The wedding was going to be a small, low-effort affair; the ceremony would take place in a bandstand in a beautiful garden. On a crisp autumn morning, my mother would lead me through the flowers, and I would marry the love of my life.

Except that, just a few weeks before the wedding, my mother pulled out.

She found out I was pregnant, so she decided to skip the whole thing. Of course it was a blow but, if I’m honest, not that much of a shock. It’s a sad truth, but when you have an unstable parent you’re constantly walking on eggshells, you’re ready for tempers to turn on a hair-trigger and blame to be flung around like confetti and, most importantly, you come to learn that no plans are solid plans.

Somehow worse was the fact that I had to tell people, “my mother’s not coming because she doesn’t want to” then let that news hang in the air while everyone tried not to judge me. It’s uncomfortable enough when you’re sharing this sort of thing with people who love you; I can’t imagine the crushing weight of scrutiny that Meghan Markle is feeling with the eyes of the world on her.

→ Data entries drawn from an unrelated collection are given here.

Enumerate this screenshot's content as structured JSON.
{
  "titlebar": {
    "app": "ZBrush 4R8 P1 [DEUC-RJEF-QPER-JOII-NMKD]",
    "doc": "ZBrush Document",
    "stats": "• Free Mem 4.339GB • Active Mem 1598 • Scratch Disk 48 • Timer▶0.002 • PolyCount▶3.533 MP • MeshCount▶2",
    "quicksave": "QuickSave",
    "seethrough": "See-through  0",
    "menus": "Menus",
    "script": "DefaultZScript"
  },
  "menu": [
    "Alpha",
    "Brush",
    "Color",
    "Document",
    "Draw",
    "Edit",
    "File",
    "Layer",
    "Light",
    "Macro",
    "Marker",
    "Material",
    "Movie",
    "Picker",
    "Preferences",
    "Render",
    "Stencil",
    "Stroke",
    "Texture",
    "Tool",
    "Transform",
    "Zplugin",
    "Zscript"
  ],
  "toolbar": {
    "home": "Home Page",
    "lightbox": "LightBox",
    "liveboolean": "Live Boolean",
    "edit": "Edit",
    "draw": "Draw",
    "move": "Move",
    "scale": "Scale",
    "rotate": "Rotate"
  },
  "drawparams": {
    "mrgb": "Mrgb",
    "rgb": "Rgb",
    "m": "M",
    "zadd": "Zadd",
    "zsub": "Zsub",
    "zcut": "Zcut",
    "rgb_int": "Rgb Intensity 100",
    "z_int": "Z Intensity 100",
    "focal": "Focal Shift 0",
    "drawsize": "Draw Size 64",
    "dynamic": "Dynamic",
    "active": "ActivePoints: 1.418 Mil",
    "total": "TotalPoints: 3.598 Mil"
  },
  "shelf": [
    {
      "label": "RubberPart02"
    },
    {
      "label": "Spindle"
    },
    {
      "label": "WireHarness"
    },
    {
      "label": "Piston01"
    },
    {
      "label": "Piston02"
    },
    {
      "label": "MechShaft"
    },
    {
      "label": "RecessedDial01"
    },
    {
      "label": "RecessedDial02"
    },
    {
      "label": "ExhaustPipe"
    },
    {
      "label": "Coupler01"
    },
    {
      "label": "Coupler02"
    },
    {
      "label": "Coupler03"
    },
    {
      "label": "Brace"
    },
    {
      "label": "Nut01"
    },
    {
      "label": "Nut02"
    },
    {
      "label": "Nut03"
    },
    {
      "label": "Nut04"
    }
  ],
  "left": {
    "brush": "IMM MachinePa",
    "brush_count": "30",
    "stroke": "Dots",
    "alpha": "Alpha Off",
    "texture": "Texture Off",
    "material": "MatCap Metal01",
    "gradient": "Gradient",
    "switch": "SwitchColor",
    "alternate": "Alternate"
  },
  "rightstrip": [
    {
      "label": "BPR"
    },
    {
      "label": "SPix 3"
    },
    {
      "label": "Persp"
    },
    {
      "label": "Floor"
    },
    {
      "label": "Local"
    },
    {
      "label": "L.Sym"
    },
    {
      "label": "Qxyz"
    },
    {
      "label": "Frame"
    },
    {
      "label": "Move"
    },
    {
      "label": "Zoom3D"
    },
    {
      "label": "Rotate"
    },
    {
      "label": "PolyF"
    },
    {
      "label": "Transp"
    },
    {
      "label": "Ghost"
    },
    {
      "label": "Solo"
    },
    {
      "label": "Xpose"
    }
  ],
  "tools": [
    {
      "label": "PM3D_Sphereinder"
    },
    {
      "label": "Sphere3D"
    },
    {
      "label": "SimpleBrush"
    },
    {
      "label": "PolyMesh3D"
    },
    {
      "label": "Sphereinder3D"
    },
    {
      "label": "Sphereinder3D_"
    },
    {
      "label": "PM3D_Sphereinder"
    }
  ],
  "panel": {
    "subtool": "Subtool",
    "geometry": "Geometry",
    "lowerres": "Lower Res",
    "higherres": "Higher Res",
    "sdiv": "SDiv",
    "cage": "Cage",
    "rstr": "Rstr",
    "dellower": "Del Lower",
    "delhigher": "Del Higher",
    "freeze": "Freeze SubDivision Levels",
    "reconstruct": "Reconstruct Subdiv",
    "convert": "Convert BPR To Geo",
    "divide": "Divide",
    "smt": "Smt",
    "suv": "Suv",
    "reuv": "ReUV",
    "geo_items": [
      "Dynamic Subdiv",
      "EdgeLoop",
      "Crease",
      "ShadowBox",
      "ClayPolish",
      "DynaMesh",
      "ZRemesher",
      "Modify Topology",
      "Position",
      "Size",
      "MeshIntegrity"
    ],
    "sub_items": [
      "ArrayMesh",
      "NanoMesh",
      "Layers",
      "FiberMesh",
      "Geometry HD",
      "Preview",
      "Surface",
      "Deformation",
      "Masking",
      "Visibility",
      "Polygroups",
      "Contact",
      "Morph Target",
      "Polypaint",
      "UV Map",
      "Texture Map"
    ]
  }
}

But beyond that Meghan needn’t worry too much because, as I can happily testify, getting married without your parents present has its upsides. Yes, it is slightly embarrassing to ask your friends to occupy the seats normally reserved for the “bride’s family”. But, then again, a layer of complexity is utterly removed. As most brides-to-be know, wedding prep is just an opportunity for the parents of the happy couple to lock horns over issues as tiny but explosive as buttonhole colours and vol-au-vent fillings. However, with one parental figure out of the picture, life suddenly becomes a lot less stressful. Mother-in-law wants the napkins folded into swans, not orchids? Bingo-bango. Father-in-law wants to perform a karaoke rendition of your mother’s least favourite army wives’ song in lieu of a speech? Not a problem. She’s not here.

Personally, I heard my mother’s critical voice several times in my head during the day - my hair was too curly; my heels too chunky; and I think I may have dropped a T during my vows.

But, as much as I missed my mother at my wedding, it really drove home the fact that it was my wedding. And my husband’s, of course. But sometimes a wedding can feel like a train that’s running away with you, rather than one you set into motion and are driving. Parents and plans can, too often, take over and make the entire endeavour feel like someone else’s party. When my mother refused to walk me down the aisle, my father-in-law-to-be stepped in and did so, instead, making my wedding something bespoke and unique. And I’m sure that, on the day, Meghan Markle’s wedding will be about so much more than her dad not being there.